Historical pastiche a dubious tribute to Limerick's heritage
Shannon Development rolled out the red carpet last weekend for the official opening of its latest flagship project, a Â£3.8 million tourism development involving the construction of a street beside King John's Castle and the refurbishment of its visitor centre.
Castle Lane contains "a blend of several different examples of Limerick's architectural heritage" - a mid-18th century granary, two early 18th century "Dutch Billy" gabled houses, a more humble urban labourer's cottage and a stone-fronted merchant's house with a 17th century appearance.
All beautifully built by Michael McNamara and Company, the complex is the end-product of market research commissioned by Shannon Development which identified the need for a "magnet tourism project" for Limerick that might transform it into an "international tourist destination".
The State's only regional development company had a problem. The grey metal-clad visitor centre at the castle, built in 1990, had never won public approval; Cllr John Gilligan, an independent member of Limerick Corporation, once invited "the entire populace" to throw stones at the offending structure.
Browbeaten by this continuing controversy, Shannon Development turned away from contemporary architecture towards quasihistorical pastiche when it came to building Castle Lane - despite strenuous objections from the Heritage Council, which felt such a solution would lack authenticity.
The National Monuments Service opposes the scheme because it meant building in the early 13th century castle moat, parallel to its southern wall. This involved abandoning earlier plans to line Castle Lane with "medieval" buildings, forcing Shannon Development to pick a later period for its project.
Murray O'Laoire, the award-winning architects' firm which designed the castle's visitor centre, believed a contemporary building would be the most appropriate solution. But its advice was rejected, although it was persuaded to stay on, at least, as project managers, leaving the design work for others.
Mr Hugh Murray, who heads the firm's Limerick office, said last weekend he was unhappy about a Shannon Development press release listing Murray O'Laoire as the architects. "I've always said that, no matter what happens, I'll be defending the visitor centre but I won't be defending [Castle Lane]."

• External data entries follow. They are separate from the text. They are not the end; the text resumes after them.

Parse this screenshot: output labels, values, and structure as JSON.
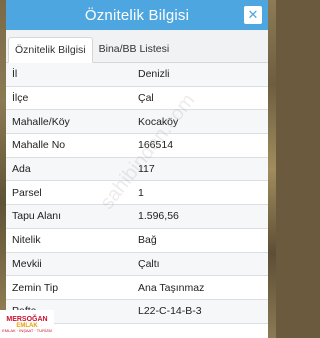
{
  "panel": {
    "title": "Öznitelik Bilgisi",
    "close_symbol": "✕",
    "close_icon": "close-icon"
  },
  "tabs": [
    {
      "label": "Öznitelik Bilgisi",
      "active": true
    },
    {
      "label": "Bina/BB Listesi",
      "active": false
    }
  ],
  "attributes": [
    {
      "key": "İl",
      "value": "Denizli"
    },
    {
      "key": "İlçe",
      "value": "Çal"
    },
    {
      "key": "Mahalle/Köy",
      "value": "Kocaköy"
    },
    {
      "key": "Mahalle No",
      "value": "166514"
    },
    {
      "key": "Ada",
      "value": "117"
    },
    {
      "key": "Parsel",
      "value": "1"
    },
    {
      "key": "Tapu Alanı",
      "value": "1.596,56"
    },
    {
      "key": "Nitelik",
      "value": "Bağ"
    },
    {
      "key": "Mevkii",
      "value": "Çaltı"
    },
    {
      "key": "Zemin Tip",
      "value": "Ana Taşınmaz"
    },
    {
      "key": "Pafta",
      "value": "L22-C-14-B-3"
    }
  ],
  "watermark": "sahibinden.com",
  "logo": {
    "line1": "MERSOĞAN",
    "line2": "EMLAK",
    "line3": "EMLAK · İNŞAAT · TURİZM"
  },
  "colors": {
    "title_bar": "#4ea6e0",
    "logo_red": "#c8102e",
    "logo_gold": "#e8a000"
  }
}
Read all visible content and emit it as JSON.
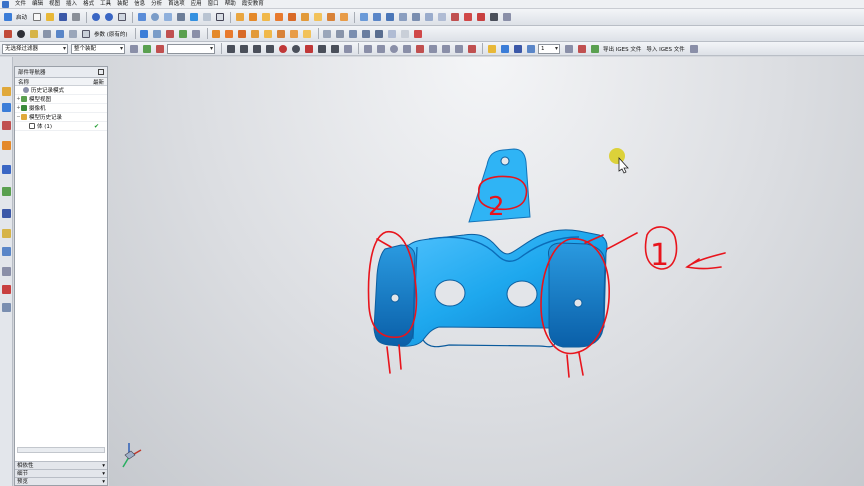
{
  "menu": [
    "文件",
    "编辑",
    "视图",
    "插入",
    "格式",
    "工具",
    "装配",
    "信息",
    "分析",
    "首选项",
    "应用",
    "窗口",
    "帮助",
    "霞安教育"
  ],
  "toolbar1": {
    "start_label": "启动"
  },
  "toolbar2": {
    "params_label": "参数 (原有的)"
  },
  "toolbar3": {
    "filter_value": "无选择过滤器",
    "assembly_value": "整个装配",
    "layer_value": "1",
    "export_iges": "导出 IGES 文件",
    "import_iges": "导入 IGES 文件"
  },
  "navigator": {
    "title": "部件导航器",
    "col_name": "名称",
    "col_latest": "最新",
    "rows": [
      {
        "label": "历史记录模式",
        "indent": 1,
        "toggle": ""
      },
      {
        "label": "模型视图",
        "indent": 0,
        "toggle": "+"
      },
      {
        "label": "摄像机",
        "indent": 0,
        "toggle": "+"
      },
      {
        "label": "模型历史记录",
        "indent": 0,
        "toggle": "−"
      },
      {
        "label": "体 (1)",
        "indent": 1,
        "toggle": "",
        "check": "✔"
      }
    ],
    "sections": [
      "相依性",
      "细节",
      "预览"
    ]
  },
  "annotations": [
    "2",
    "1"
  ],
  "colors": {
    "part": "#1ea8ee",
    "markup": "#e8141c",
    "cursor": "#d9cc1a"
  }
}
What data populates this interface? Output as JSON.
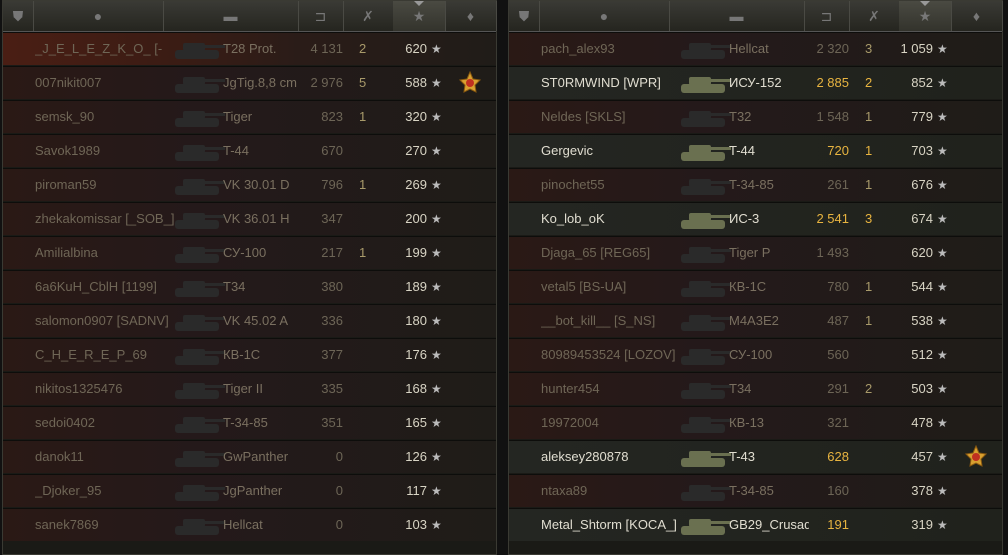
{
  "teams": [
    {
      "rows": [
        {
          "name": "_J_E_L_E_Z_K_O_ [-",
          "tank": "T28 Prot.",
          "damage": "4 131",
          "kills": "2",
          "score": "620",
          "alive": false,
          "medal": false
        },
        {
          "name": "007nikit007",
          "tank": "JgTig.8,8 cm",
          "damage": "2 976",
          "kills": "5",
          "score": "588",
          "alive": false,
          "medal": true
        },
        {
          "name": "semsk_90",
          "tank": "Tiger",
          "damage": "823",
          "kills": "1",
          "score": "320",
          "alive": false,
          "medal": false
        },
        {
          "name": "Savok1989",
          "tank": "T-44",
          "damage": "670",
          "kills": "",
          "score": "270",
          "alive": false,
          "medal": false
        },
        {
          "name": "piroman59",
          "tank": "VK 30.01 D",
          "damage": "796",
          "kills": "1",
          "score": "269",
          "alive": false,
          "medal": false
        },
        {
          "name": "zhekakomissar [_SOB_]",
          "tank": "VK 36.01 H",
          "damage": "347",
          "kills": "",
          "score": "200",
          "alive": false,
          "medal": false
        },
        {
          "name": "Amilialbina",
          "tank": "СУ-100",
          "damage": "217",
          "kills": "1",
          "score": "199",
          "alive": false,
          "medal": false
        },
        {
          "name": "6a6KuH_CblH [1199]",
          "tank": "T34",
          "damage": "380",
          "kills": "",
          "score": "189",
          "alive": false,
          "medal": false
        },
        {
          "name": "salomon0907 [SADNV]",
          "tank": "VK 45.02 A",
          "damage": "336",
          "kills": "",
          "score": "180",
          "alive": false,
          "medal": false
        },
        {
          "name": "C_H_E_R_E_P_69",
          "tank": "КВ-1С",
          "damage": "377",
          "kills": "",
          "score": "176",
          "alive": false,
          "medal": false
        },
        {
          "name": "nikitos1325476",
          "tank": "Tiger II",
          "damage": "335",
          "kills": "",
          "score": "168",
          "alive": false,
          "medal": false
        },
        {
          "name": "sedoi0402",
          "tank": "T-34-85",
          "damage": "351",
          "kills": "",
          "score": "165",
          "alive": false,
          "medal": false
        },
        {
          "name": "danok11",
          "tank": "GwPanther",
          "damage": "0",
          "kills": "",
          "score": "126",
          "alive": false,
          "medal": false
        },
        {
          "name": "_Djoker_95",
          "tank": "JgPanther",
          "damage": "0",
          "kills": "",
          "score": "117",
          "alive": false,
          "medal": false
        },
        {
          "name": "sanek7869",
          "tank": "Hellcat",
          "damage": "0",
          "kills": "",
          "score": "103",
          "alive": false,
          "medal": false
        }
      ]
    },
    {
      "rows": [
        {
          "name": "pach_alex93",
          "tank": "Hellcat",
          "damage": "2 320",
          "kills": "3",
          "score": "1 059",
          "alive": false,
          "medal": false
        },
        {
          "name": "ST0RMWIND [WPR]",
          "tank": "ИСУ-152",
          "damage": "2 885",
          "kills": "2",
          "score": "852",
          "alive": true,
          "medal": false
        },
        {
          "name": "Neldes [SKLS]",
          "tank": "T32",
          "damage": "1 548",
          "kills": "1",
          "score": "779",
          "alive": false,
          "medal": false
        },
        {
          "name": "Gergevic",
          "tank": "T-44",
          "damage": "720",
          "kills": "1",
          "score": "703",
          "alive": true,
          "medal": false
        },
        {
          "name": "pinochet55",
          "tank": "T-34-85",
          "damage": "261",
          "kills": "1",
          "score": "676",
          "alive": false,
          "medal": false
        },
        {
          "name": "Ko_lob_oK",
          "tank": "ИС-3",
          "damage": "2 541",
          "kills": "3",
          "score": "674",
          "alive": true,
          "medal": false
        },
        {
          "name": "Djaga_65 [REG65]",
          "tank": "Tiger P",
          "damage": "1 493",
          "kills": "",
          "score": "620",
          "alive": false,
          "medal": false
        },
        {
          "name": "vetal5 [BS-UA]",
          "tank": "КВ-1С",
          "damage": "780",
          "kills": "1",
          "score": "544",
          "alive": false,
          "medal": false
        },
        {
          "name": "__bot_kill__ [S_NS]",
          "tank": "M4A3E2",
          "damage": "487",
          "kills": "1",
          "score": "538",
          "alive": false,
          "medal": false
        },
        {
          "name": "80989453524 [LOZOV]",
          "tank": "СУ-100",
          "damage": "560",
          "kills": "",
          "score": "512",
          "alive": false,
          "medal": false
        },
        {
          "name": "hunter454",
          "tank": "T34",
          "damage": "291",
          "kills": "2",
          "score": "503",
          "alive": false,
          "medal": false
        },
        {
          "name": "19972004",
          "tank": "КВ-13",
          "damage": "321",
          "kills": "",
          "score": "478",
          "alive": false,
          "medal": false
        },
        {
          "name": "aleksey280878",
          "tank": "T-43",
          "damage": "628",
          "kills": "",
          "score": "457",
          "alive": true,
          "medal": true
        },
        {
          "name": "ntaxa89",
          "tank": "T-34-85",
          "damage": "160",
          "kills": "",
          "score": "378",
          "alive": false,
          "medal": false
        },
        {
          "name": "Metal_Shtorm [KOCA_]",
          "tank": "GB29_Crusad",
          "damage": "191",
          "kills": "",
          "score": "319",
          "alive": true,
          "medal": false
        }
      ]
    }
  ],
  "icons": {
    "star": "★",
    "header": [
      "shield-icon",
      "player-icon",
      "tank-icon",
      "gun-icon",
      "destroyed-icon",
      "star-icon",
      "medal-icon"
    ]
  }
}
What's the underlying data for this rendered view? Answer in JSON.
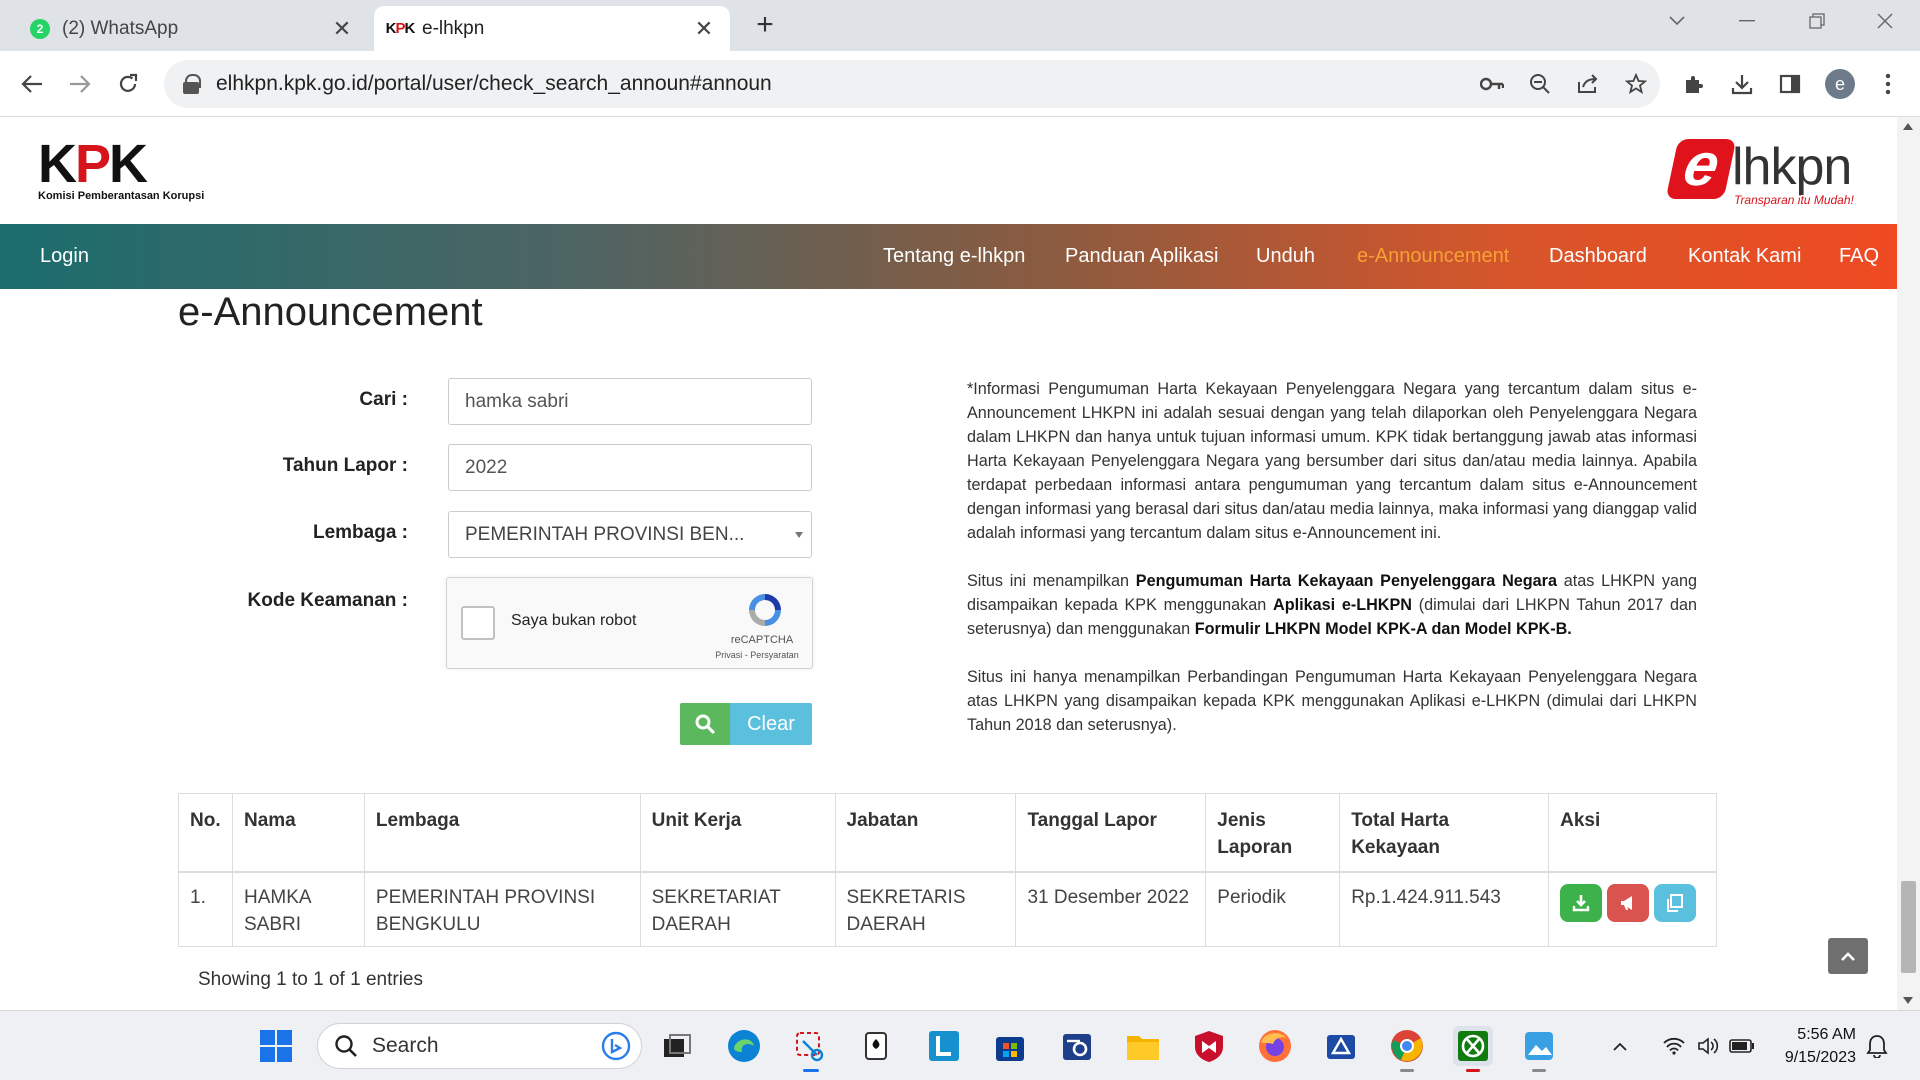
{
  "browser": {
    "tabs": [
      {
        "title": "(2) WhatsApp",
        "badge": "2",
        "active": false
      },
      {
        "title": "e-lhkpn",
        "active": true
      }
    ],
    "url": "elhkpn.kpk.go.id/portal/user/check_search_announ#announ",
    "profile_initial": "e"
  },
  "site": {
    "kpk_logo": {
      "text_k": "K",
      "text_p": "P",
      "text_k2": "K",
      "subtitle": "Komisi Pemberantasan Korupsi"
    },
    "elhkpn_logo": {
      "e": "e",
      "word": "lhkpn",
      "tagline": "Transparan itu Mudah!"
    },
    "nav": {
      "login": "Login",
      "items": [
        {
          "label": "Tentang e-lhkpn"
        },
        {
          "label": "Panduan Aplikasi"
        },
        {
          "label": "Unduh"
        },
        {
          "label": "e-Announcement",
          "active": true
        },
        {
          "label": "Dashboard"
        },
        {
          "label": "Kontak Kami"
        },
        {
          "label": "FAQ"
        }
      ],
      "active_color": "#f7a035"
    },
    "page_title": "e-Announcement"
  },
  "form": {
    "cari_label": "Cari :",
    "cari_value": "hamka sabri",
    "tahun_label": "Tahun Lapor :",
    "tahun_value": "2022",
    "lembaga_label": "Lembaga :",
    "lembaga_value": "PEMERINTAH PROVINSI BEN...",
    "kode_label": "Kode Keamanan :",
    "captcha_label": "Saya bukan robot",
    "captcha_brand": "reCAPTCHA",
    "captcha_terms": "Privasi - Persyaratan",
    "clear_label": "Clear"
  },
  "disclaimer": {
    "p1": "*Informasi Pengumuman Harta Kekayaan Penyelenggara Negara yang tercantum dalam situs e-Announcement LHKPN ini adalah sesuai dengan yang telah dilaporkan oleh Penyelenggara Negara dalam LHKPN dan hanya untuk tujuan informasi umum. KPK tidak bertanggung jawab atas informasi Harta Kekayaan Penyelenggara Negara yang bersumber dari situs dan/atau media lainnya. Apabila terdapat perbedaan informasi antara pengumuman yang tercantum dalam situs e-Announcement dengan informasi yang berasal dari situs dan/atau media lainnya, maka informasi yang dianggap valid adalah informasi yang tercantum dalam situs e-Announcement ini.",
    "p2_a": "Situs ini menampilkan ",
    "p2_b": "Pengumuman Harta Kekayaan Penyelenggara Negara",
    "p2_c": " atas LHKPN yang disampaikan kepada KPK menggunakan ",
    "p2_d": "Aplikasi e-LHKPN",
    "p2_e": " (dimulai dari LHKPN Tahun 2017 dan seterusnya) dan menggunakan ",
    "p2_f": "Formulir LHKPN Model KPK-A dan Model KPK-B.",
    "p3": "Situs ini hanya menampilkan Perbandingan Pengumuman Harta Kekayaan Penyelenggara Negara atas LHKPN yang disampaikan kepada KPK menggunakan Aplikasi e-LHKPN (dimulai dari LHKPN Tahun 2018 dan seterusnya)."
  },
  "table": {
    "headers": [
      "No.",
      "Nama",
      "Lembaga",
      "Unit Kerja",
      "Jabatan",
      "Tanggal Lapor",
      "Jenis Laporan",
      "Total Harta Kekayaan",
      "Aksi"
    ],
    "rows": [
      {
        "no": "1.",
        "nama": "HAMKA SABRI",
        "lembaga": "PEMERINTAH PROVINSI BENGKULU",
        "unit_kerja": "SEKRETARIAT DAERAH",
        "jabatan": "SEKRETARIS DAERAH",
        "tanggal": "31 Desember 2022",
        "jenis": "Periodik",
        "total": "Rp.1.424.911.543"
      }
    ],
    "showing": "Showing 1 to 1 of 1 entries"
  },
  "taskbar": {
    "search_label": "Search",
    "time": "5:56 AM",
    "date": "9/15/2023"
  },
  "colors": {
    "kpk_red": "#d6141b",
    "nav_start": "#1b6d6e",
    "nav_end": "#ef4a22",
    "btn_green": "#5cb85c",
    "btn_blue": "#5bc0de",
    "btn_red": "#d9534f"
  }
}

To counter public loathing of the visitor centre, Event Ireland - which specialises in heritage projects - was commissioned to improve its appearance by fixing a series of full-height heraldic banners on both sides of the structure. These give the building a lift, making it look more festive.
The visitor centre forecourt has also been re-ordered, with the moat and bridge removed and steel handrails replaced by timber. Inside, the "complete refurbishment" includes covering up the main windows to provide space for wax dummies in full regalia of James II, William III and others involved in the Siege of Limerick.
As for the buildings on Castle Lane, the "mid-18th century" granary at the corner of Nicholas Street will be the new home of Limerick City Museum; it is relocating there from a real Georgian house on John's Square. The remaining buildings constitute a very large "themed pub".
The pair of Dutch Billys, nicely tuck-pointed and "authentic" in every detail, house the kitchen and toilets of the new Castle Lane Tavern; one entrance is a fire exit from the pub. And the humble labourer's house next door is also part of this "re-created early 18th century tavern".
Executed by McNally Design, responsible for numerous Irish "themed pubs" abroad, it has beams decorated with old carpenter's tools to evoke a workshop while upstairs visitors are seated at trestle tables in a room with painted trompe l'oeil blockwork on the walls and even the ceiling.
At both levels, the "labourer's cottage" opens out into the "17th century merchant's house", which contains a "gentry bar" with a stone-built fireplace on the ground-floor and an even larger one upstairs, where the high ceiling, supported by king-post trusses, is decorated in mid-19th century Gothic Revival style, after Pugin.
The piece de resistance is an oriel window in the corner, which offers a panoramic view over the River Shannon; otherwise, because the windows are relatively small and there are few of them, the building fails to capitalise on its location - though Castle Lane does link Nicholas Street with the riverside walk.
"In essence, from an architectural viewpoint, the buildings which make up Castle Lane represent different examples of Limerick's built heritage of which some [notably the Dutch gables] are now largely lost to us," says Shannon Development. "They represent a tribute to an architectural legacy which is being increasingly destroyed."
This is part of the problem. While the new quasi-historical complex was clad in brick and stone salvaged from buildings demolished in Limerick, it is clear the city is failing to look after its real architectural heritage; a plethora of PVC windows deface the Crescent, centrepiece of Georgian Limerick.
Shannon Development is on firmer ground with its latest project at Bunratty Folk Park. This involved re-erecting a redundant Regency Gothic Church of Ireland parish church from Ardcroney, near Borrisokane, Co Tipperary. There are even plans to plant yew trees to make it look as if it has always been there.
Bunratty Folk Park also contains several invented buildings, and there is nothing wrong with that because they stand within a corral. But was it right to build quasi-historical buildings at Castle Lane in the heart of Limerick?
Â© The Irish Times, May 22, 1998 http://www.irishtimes.com/newspaper/ireland/1998/0522/98052200005.html